Now Playing: office noise...
Topic: 2003 reviews (Apr.-Jun.)
time to start revisitng some of the reviews that have built up over the years. seeing as how i constantly say "welcome to camp lo-fi" during the introductions of each podcast, this album has earned a spot in my heart. check out the player below to hear selections from this album...
(Review originally posted to BSOTS website April of 2003)
“The Beat Generation” series has been (more often than not) one spectacular album after another, allowing producers like Jaydee, Pete Rock, Jazzy Jeff, and DJ Spinna to do what they feel. This time around, it’s King Britt’s turn to shoot the gift. Things have moved fast and furious for this former silkworm that tagged the tables for Digable Planets in the early ‘90s. The Sylk 130 project quickly made him an international sensation, producing the ‘70s tinged When The Funk Hits The Fan and the ‘80s nostalgic Re-Members Only. His latest journey is decidedly different, however, and rooted in present-day urban electronics and future soul. Adventures In Lo-Fi affirms King Britt’s understanding of the ever-changing nature of black music.

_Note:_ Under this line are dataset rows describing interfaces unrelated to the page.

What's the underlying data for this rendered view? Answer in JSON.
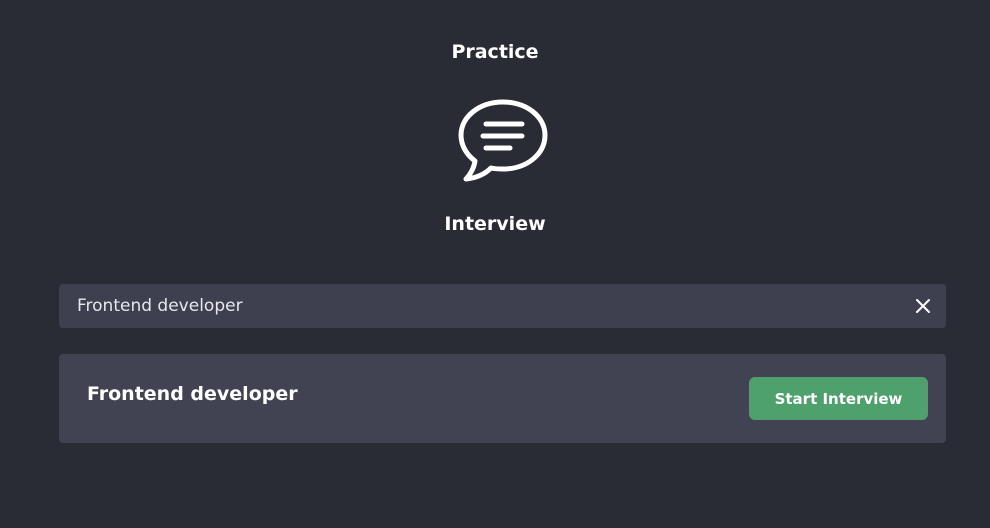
{
  "header": {
    "title": "Practice"
  },
  "section": {
    "icon": "chat-bubble-icon",
    "title": "Interview"
  },
  "search": {
    "value": "Frontend developer",
    "placeholder": "",
    "clear_icon": "close-icon"
  },
  "results": [
    {
      "title": "Frontend developer",
      "action_label": "Start Interview"
    }
  ],
  "colors": {
    "background": "#292b35",
    "input_background": "#3e404f",
    "card_background": "#414353",
    "accent": "#4ea06c",
    "text": "#ffffff"
  }
}
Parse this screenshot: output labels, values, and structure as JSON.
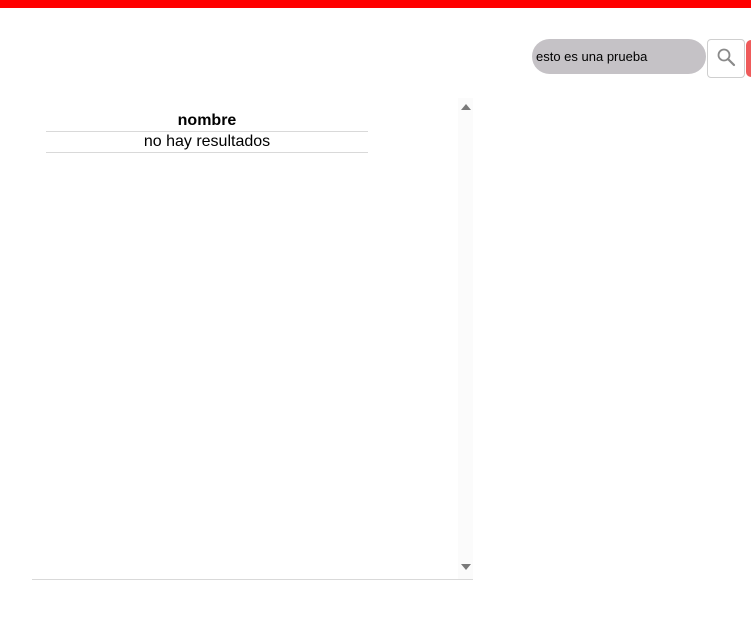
{
  "search": {
    "value": "esto es una prueba",
    "button_icon": "search-icon"
  },
  "colors": {
    "top_bar": "#ff0000",
    "search_field_bg": "#c5c2c6",
    "red_button": "#ef5b5b"
  },
  "results_table": {
    "columns": [
      "nombre"
    ],
    "empty_message": "no hay resultados"
  }
}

Special guests are in full force on this album - a crowded affair, but never an uncomfortable one. MCs all up in the spot, of course. Bahamadia shines lovely on “Transcend,” proving she’s still one of the smoothest in the game. Brother Britt crafts a potent beat underneath, a hip-hop/R&B hybrid that doesn’t leave a bad aftertaste. “Cobbs Creek” from Re-Members Only gets revisited on the remix tip. It was over ten years ago that Pos and Trugoy clowned on the hip-house craze with “Kicked Out The House” from their De La Soul Is Dead album. Yet here they are straight rhyming dead center underneath the disco ball, beats simmering to a midtempo house resemblance. The roller skating jam strikes again. A number of less familiar cats make their presence felt on the mic, particularly Moses Gunn (“About Face”) and Will Brodie (“Apollo Creed”). Then there’s Britt’s long-time homie Capital A trying too hard to be hard on “Caught Out (There),” but I ain’t mad at him...especially since the rhyme flow and beat structure work so well. Still, he’s more at home on “Next Plateau,” throwing out his best lines for the ladies.
Soul sisters also represent for the lo-fi ride, most notably Ivani Sanitilli on “Superstar” and Sylk 130 collaborator Alma Horton (here as Lady Alma) on “Love’s Time.” The finest moments on this album are saved for spoken word artist Rich Medina. Shades of Gil Scott-Heron can be heard in his social commentary - both “Planetary Analysis” and “A Foreigner No Longer” are phenomenal. I could mention star appearances from Dice Raw (The Roots), Madlib as Quasimodo, Cherrywine featuring Butterfly of Dig Plans fame, but I think the point’s been made. Adventures In Lo-Fi continues the high standard within “The Beat Generation” series and for producer King Britt. Sometimes a soundtrack for head nodders, sometimes dance floor friendly, sometimes sounding like the Motherland on Mars. All hail the King.